Now what in the sam hill is going on here? It seems to involve haircuts, a trip to Jamaica, the recent acquisition of a digital camera, and the sticking out of tongues. I approve of at least two elements of this divine equation. Indeed, all this is a helpful reminder that I really need to get in more trouble. What I do know is that my current digital camera is on the fritz. So I can’t shock you with frightening photos of what I tend to look like after I’ve had a recent haircut (self-inflicted, I must confess; this is what happens when you bald). But I plan to frighten in other ways. And none of it involves Jonathan Franzen.
I haven’t yet confessed how vital the hero is to Brooklyn food culture. Let me assure you that it is vital, although this means nothing to you because you are reading this many hours from the composition of this post. Which is to say that, yes, you should be worried about temporal blogging experiments.
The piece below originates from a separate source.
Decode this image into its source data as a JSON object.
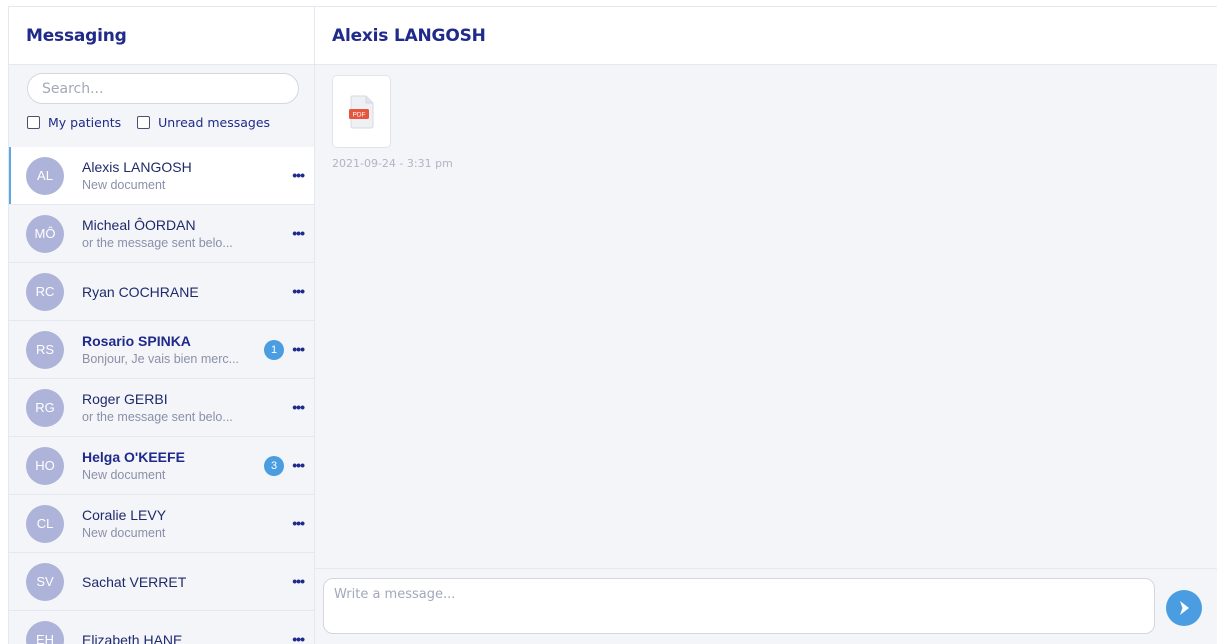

I regret to inform Ms. Klein (and Mr. Steinberg) that the shock is not wearing off. The problem is that “shock doctrine” is designed more as a buzz word rather than a bona-fide doctrine. I have no more use for buzz words than I do buzz cuts that do not come from my hand. It is just possible that Naomi Klein is a suitable barber, but I doubt it.
Pete Anderson is trying out Oxford American and blogging about it. We really need more of these magazine consumer reports. So I put forth the question to readers: what are your magazine subscriptions and are you really getting your money’s worth?
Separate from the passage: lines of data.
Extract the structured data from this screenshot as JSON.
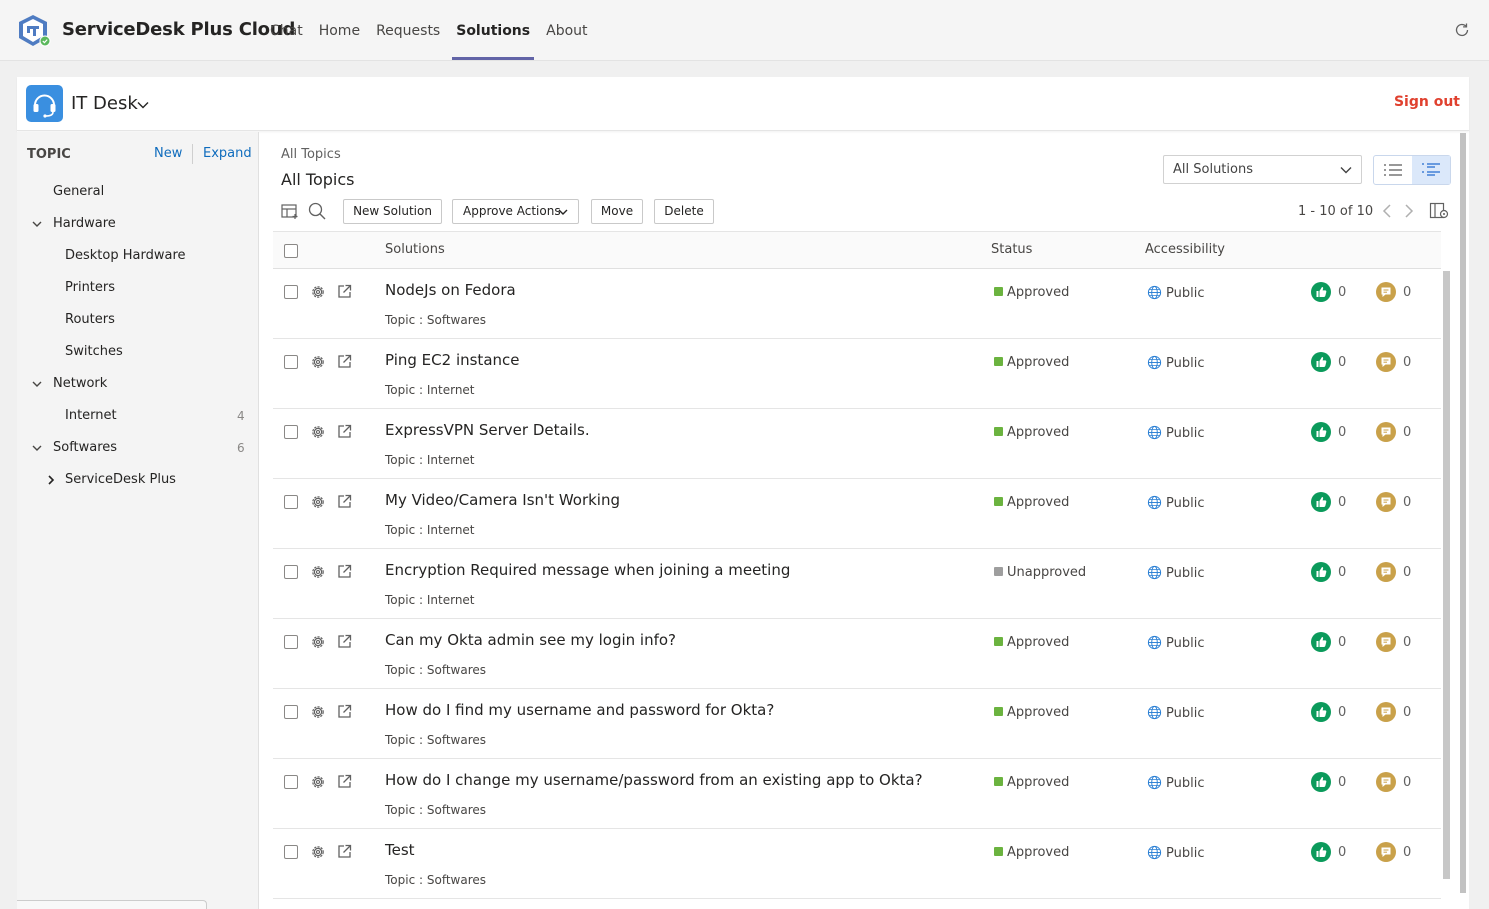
{
  "app": {
    "title": "ServiceDesk Plus Cloud"
  },
  "nav": {
    "tabs": [
      "Chat",
      "Home",
      "Requests",
      "Solutions",
      "About"
    ],
    "active": "Solutions"
  },
  "header": {
    "desk_name": "IT Desk",
    "signout_label": "Sign out"
  },
  "sidebar": {
    "title": "TOPIC",
    "new_label": "New",
    "expand_label": "Expand",
    "items": [
      {
        "label": "General",
        "level": 0,
        "caret": "none",
        "count": ""
      },
      {
        "label": "Hardware",
        "level": 0,
        "caret": "expanded",
        "count": ""
      },
      {
        "label": "Desktop Hardware",
        "level": 1,
        "caret": "none",
        "count": ""
      },
      {
        "label": "Printers",
        "level": 1,
        "caret": "none",
        "count": ""
      },
      {
        "label": "Routers",
        "level": 1,
        "caret": "none",
        "count": ""
      },
      {
        "label": "Switches",
        "level": 1,
        "caret": "none",
        "count": ""
      },
      {
        "label": "Network",
        "level": 0,
        "caret": "expanded",
        "count": ""
      },
      {
        "label": "Internet",
        "level": 1,
        "caret": "none",
        "count": "4"
      },
      {
        "label": "Softwares",
        "level": 0,
        "caret": "expanded",
        "count": "6"
      },
      {
        "label": "ServiceDesk Plus",
        "level": 1,
        "caret": "collapsed",
        "count": ""
      }
    ]
  },
  "content": {
    "breadcrumb": "All Topics",
    "title": "All Topics",
    "filter_selected": "All Solutions",
    "toolbar": {
      "new_solution": "New Solution",
      "approve_actions": "Approve Actions",
      "move": "Move",
      "delete": "Delete"
    },
    "pager": "1 - 10 of 10",
    "columns": {
      "solutions": "Solutions",
      "status": "Status",
      "accessibility": "Accessibility"
    },
    "topic_prefix": "Topic : ",
    "rows": [
      {
        "subject": "NodeJs on Fedora",
        "topic": "Softwares",
        "status": "Approved",
        "access": "Public",
        "likes": "0",
        "comments": "0"
      },
      {
        "subject": "Ping EC2 instance",
        "topic": "Internet",
        "status": "Approved",
        "access": "Public",
        "likes": "0",
        "comments": "0"
      },
      {
        "subject": "ExpressVPN Server Details.",
        "topic": "Internet",
        "status": "Approved",
        "access": "Public",
        "likes": "0",
        "comments": "0"
      },
      {
        "subject": "My Video/Camera Isn't Working",
        "topic": "Internet",
        "status": "Approved",
        "access": "Public",
        "likes": "0",
        "comments": "0"
      },
      {
        "subject": "Encryption Required message when joining a meeting",
        "topic": "Internet",
        "status": "Unapproved",
        "access": "Public",
        "likes": "0",
        "comments": "0"
      },
      {
        "subject": "Can my Okta admin see my login info?",
        "topic": "Softwares",
        "status": "Approved",
        "access": "Public",
        "likes": "0",
        "comments": "0"
      },
      {
        "subject": "How do I find my username and password for Okta?",
        "topic": "Softwares",
        "status": "Approved",
        "access": "Public",
        "likes": "0",
        "comments": "0"
      },
      {
        "subject": "How do I change my username/password from an existing app to Okta?",
        "topic": "Softwares",
        "status": "Approved",
        "access": "Public",
        "likes": "0",
        "comments": "0"
      },
      {
        "subject": "Test",
        "topic": "Softwares",
        "status": "Approved",
        "access": "Public",
        "likes": "0",
        "comments": "0"
      }
    ]
  },
  "colors": {
    "accent": "#6264a7",
    "approved": "#6bb33f",
    "unapproved": "#9e9e9e",
    "signout": "#e0412f",
    "like": "#0b9a5b",
    "comment": "#c9a14a",
    "link": "#0f6cbd"
  }
}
Chip McGrath is busy devoting at least two grafs to Martin’s appearance. I wonder sometimes if McGrath is wasting his times these days or if I’ve seriously overestimated him. This is a damn superficial interview. (And why the hell do you call this guy “Chip?” You may as well call him Sparky while you’re at it.)
The Kansas City Star has named its top 100 books of the year. But since How Starbucks Saved My Life and the vastly overrated Amy Bloom novel Away is on it, well, you know what you’re in for.
I would like to tell you that a novel by an author is better than you might be thinking, but these opinions shall have to be restrained.
I also wish to confess of the noisy pipes here in Brooklyn. Good goddam, the sounds wake me up! How were such vociferous pipes constructed? Why weren’t they replaced? And why do we put up with this noise? Guess I’m now a New Yorker of sorts.
I have, incidentally, grown another beard. Rex Reed calls it “the best beard Ed Champion tried to grow since the last one.” Roger Ebert says, “Thousands of follicles come together and we are left wondering why.” Kenneth Turan writes, “Why does he grow these beards in the first place? It is this rhetorical question that best represents the Ed Champion problem in a nutshell.” Okay, the reviews are mixed. But, for now, I’m keeping it.